[Source records]
◇ ◇ ◇ ◇ ◇ ◇ ◇

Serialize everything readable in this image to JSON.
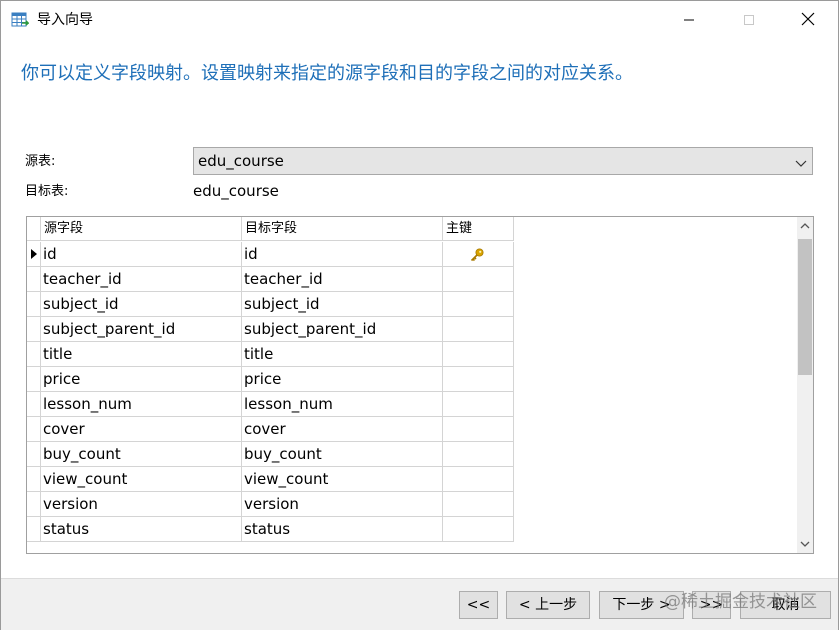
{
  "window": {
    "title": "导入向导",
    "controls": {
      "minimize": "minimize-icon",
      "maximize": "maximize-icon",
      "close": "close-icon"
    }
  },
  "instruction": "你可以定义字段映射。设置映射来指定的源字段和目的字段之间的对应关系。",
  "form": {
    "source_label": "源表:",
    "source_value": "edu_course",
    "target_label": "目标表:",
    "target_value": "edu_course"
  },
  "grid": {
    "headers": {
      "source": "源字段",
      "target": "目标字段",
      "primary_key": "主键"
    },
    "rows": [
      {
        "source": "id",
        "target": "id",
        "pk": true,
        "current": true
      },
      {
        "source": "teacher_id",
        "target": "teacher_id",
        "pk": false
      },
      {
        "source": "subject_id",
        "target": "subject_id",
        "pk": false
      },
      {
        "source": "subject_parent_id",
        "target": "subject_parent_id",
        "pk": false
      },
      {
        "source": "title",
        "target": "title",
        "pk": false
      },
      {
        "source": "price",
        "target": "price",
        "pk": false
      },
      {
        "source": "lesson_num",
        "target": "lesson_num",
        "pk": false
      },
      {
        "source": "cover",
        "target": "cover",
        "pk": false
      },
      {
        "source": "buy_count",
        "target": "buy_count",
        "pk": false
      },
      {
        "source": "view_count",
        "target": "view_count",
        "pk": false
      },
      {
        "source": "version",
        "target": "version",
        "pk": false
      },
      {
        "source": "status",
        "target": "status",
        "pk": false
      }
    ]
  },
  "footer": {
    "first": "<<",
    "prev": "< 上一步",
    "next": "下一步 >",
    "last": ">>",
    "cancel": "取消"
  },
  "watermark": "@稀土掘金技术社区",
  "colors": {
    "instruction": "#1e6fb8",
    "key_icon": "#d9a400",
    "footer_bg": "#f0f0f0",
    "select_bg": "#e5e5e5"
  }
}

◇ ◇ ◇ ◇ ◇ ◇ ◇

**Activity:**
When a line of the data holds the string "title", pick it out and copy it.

**Expected answer:**
    "title": "导入向导",
        "source": "title",
        "target": "title",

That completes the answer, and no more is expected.